“Is it done?”, the man asked. He suspected it must be, having seen her shoulders give a little shiver and her lazy smile in the moon light through the window.
“Yes, my dear, it’s done,” the woman replied. She flexed her fingers against the polished wood of the table top, then reached for the bottle and topped up her wine glass.
“You enjoy it now, don’t you?” The man said it sharply, his usual ploy of showing her nothing but bland willingness forgotten.
“Oh, what if I do?” The woman asked, “What’s the good of all this if we can’t take satisfaction in what we achieve?”
“Sure, sometimes,” he allowed. ” But that’s not what this is about. You promised.” It had been clear. They had important goals. The man would never have done all that he did merely to fluff up the importance and ego of this woman, or anyone else. He was sure of it.
“Oh, dear, I keep all my promises. Haven’t I convinced you of that, yet?” The woman turned on the lights again so she could favour him with a calculated smile. They were effective on most people.
“Just don’t forget why we’re all doing this,” the man said flatly.
“I haven’t, and I won’t. Now then, it’s been a late night of solving your problems, so if you don’t mind?” The woman fluttered the fingers of one hand towards the door.
“It’s not exactly solved. The book is still in the house, where we can’t get it.” The man wasn’t sure what they had accomplished, aside from giving her a chance to play.
“Yes, and the old man will be dead by dawn and there will be no-one left but us who knows its importance.” the woman explained. “He has no reason to expect his friend won’t arrive, and no-one else to call on even if he did. He will die disappointed, and the book will be perfectly vulnerable. There will be ample opportunity to get what we need when it’s all being cleared out, don’t you think?”
“You’re probably right. I’ll keep an eye on things.” The man was getting tired, and tired of fencing with her. It was indeed likely that there would be a number of ways to get the book out of the house, if they were patient, and observant. Time should now be on their side.
“Yes, do,” she agreed, “and I’ll take care of our other preparations.

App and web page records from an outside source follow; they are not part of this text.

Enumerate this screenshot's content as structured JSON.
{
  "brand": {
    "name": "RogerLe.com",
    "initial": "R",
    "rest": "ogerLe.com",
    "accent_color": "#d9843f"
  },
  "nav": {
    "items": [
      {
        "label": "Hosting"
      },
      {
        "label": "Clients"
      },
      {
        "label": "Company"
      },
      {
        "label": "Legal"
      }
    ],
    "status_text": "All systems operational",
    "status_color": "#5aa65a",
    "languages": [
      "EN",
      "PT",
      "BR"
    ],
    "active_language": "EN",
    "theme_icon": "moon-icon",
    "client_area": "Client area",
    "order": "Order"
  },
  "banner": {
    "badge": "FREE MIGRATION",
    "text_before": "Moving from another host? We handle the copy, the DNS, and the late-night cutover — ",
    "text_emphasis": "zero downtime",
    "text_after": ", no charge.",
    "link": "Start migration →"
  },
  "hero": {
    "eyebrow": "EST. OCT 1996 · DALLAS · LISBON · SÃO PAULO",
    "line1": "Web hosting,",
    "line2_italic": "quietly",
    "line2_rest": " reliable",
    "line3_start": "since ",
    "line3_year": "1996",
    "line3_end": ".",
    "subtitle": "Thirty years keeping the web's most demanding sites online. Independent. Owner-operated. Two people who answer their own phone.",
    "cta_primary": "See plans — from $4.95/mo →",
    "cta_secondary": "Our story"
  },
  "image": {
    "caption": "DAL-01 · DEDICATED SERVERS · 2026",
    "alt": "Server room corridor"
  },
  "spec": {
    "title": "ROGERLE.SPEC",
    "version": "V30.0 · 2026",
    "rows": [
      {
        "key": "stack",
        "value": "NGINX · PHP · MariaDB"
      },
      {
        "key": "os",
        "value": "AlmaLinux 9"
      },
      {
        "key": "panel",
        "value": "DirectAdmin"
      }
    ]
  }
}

The time grows close. The King awaits. We must be ready.”
“Some of us have been ready for a very long time,” the man said, as he left the apartment.